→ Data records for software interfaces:
******

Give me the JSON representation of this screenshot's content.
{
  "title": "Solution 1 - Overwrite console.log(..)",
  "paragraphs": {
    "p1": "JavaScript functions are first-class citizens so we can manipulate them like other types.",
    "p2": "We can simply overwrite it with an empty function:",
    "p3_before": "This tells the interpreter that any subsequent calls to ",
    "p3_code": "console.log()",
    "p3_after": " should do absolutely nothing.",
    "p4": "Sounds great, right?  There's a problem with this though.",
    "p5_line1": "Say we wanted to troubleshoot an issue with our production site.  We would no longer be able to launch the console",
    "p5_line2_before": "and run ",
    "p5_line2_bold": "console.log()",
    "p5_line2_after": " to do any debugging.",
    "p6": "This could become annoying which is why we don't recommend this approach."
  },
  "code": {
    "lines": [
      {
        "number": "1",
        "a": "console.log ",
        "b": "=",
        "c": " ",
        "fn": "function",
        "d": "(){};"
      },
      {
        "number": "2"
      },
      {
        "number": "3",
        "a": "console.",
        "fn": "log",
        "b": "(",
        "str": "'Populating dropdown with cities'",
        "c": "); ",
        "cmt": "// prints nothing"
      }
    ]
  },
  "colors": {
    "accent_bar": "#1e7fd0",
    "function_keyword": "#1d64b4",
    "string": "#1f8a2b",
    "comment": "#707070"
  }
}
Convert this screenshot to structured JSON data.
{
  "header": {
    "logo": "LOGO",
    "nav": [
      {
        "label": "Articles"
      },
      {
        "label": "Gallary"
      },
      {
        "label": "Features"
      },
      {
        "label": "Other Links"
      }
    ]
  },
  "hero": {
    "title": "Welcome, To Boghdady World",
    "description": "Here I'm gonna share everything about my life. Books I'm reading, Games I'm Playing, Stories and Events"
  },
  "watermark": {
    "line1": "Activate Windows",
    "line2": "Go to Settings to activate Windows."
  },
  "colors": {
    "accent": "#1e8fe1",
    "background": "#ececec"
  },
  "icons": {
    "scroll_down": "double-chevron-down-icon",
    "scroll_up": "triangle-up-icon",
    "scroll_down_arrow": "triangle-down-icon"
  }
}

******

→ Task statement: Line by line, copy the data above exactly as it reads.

→ Response to this task:
Give me the JSON representation of this screenshot's content.
{
  "title": "Solution 1 - Overwrite console.log(..)",
  "paragraphs": {
    "p1": "JavaScript functions are first-class citizens so we can manipulate them like other types.",
    "p2": "We can simply overwrite it with an empty function:",
    "p3_before": "This tells the interpreter that any subsequent calls to ",
    "p3_code": "console.log()",
    "p3_after": " should do absolutely nothing.",
    "p4": "Sounds great, right?  There's a problem with this though.",
    "p5_line1": "Say we wanted to troubleshoot an issue with our production site.  We would no longer be able to launch the console",
    "p5_line2_before": "and run ",
    "p5_line2_bold": "console.log()",
    "p5_line2_after": " to do any debugging.",
    "p6": "This could become annoying which is why we don't recommend this approach."
  },
  "code": {
    "lines": [
      {
        "number": "1",
        "a": "console.log ",
        "b": "=",
        "c": " ",
        "fn": "function",
        "d": "(){};"
      },
      {
        "number": "2"
      },
      {
        "number": "3",
        "a": "console.",
        "fn": "log",
        "b": "(",
        "str": "'Populating dropdown with cities'",
        "c": "); ",
        "cmt": "// prints nothing"
      }
    ]
  },
  "colors": {
    "accent_bar": "#1e7fd0",
    "function_keyword": "#1d64b4",
    "string": "#1f8a2b",
    "comment": "#707070"
  }
}
Convert this screenshot to structured JSON data.
{
  "header": {
    "logo": "LOGO",
    "nav": [
      {
        "label": "Articles"
      },
      {
        "label": "Gallary"
      },
      {
        "label": "Features"
      },
      {
        "label": "Other Links"
      }
    ]
  },
  "hero": {
    "title": "Welcome, To Boghdady World",
    "description": "Here I'm gonna share everything about my life. Books I'm reading, Games I'm Playing, Stories and Events"
  },
  "watermark": {
    "line1": "Activate Windows",
    "line2": "Go to Settings to activate Windows."
  },
  "colors": {
    "accent": "#1e8fe1",
    "background": "#ececec"
  },
  "icons": {
    "scroll_down": "double-chevron-down-icon",
    "scroll_up": "triangle-up-icon",
    "scroll_down_arrow": "triangle-down-icon"
  }
}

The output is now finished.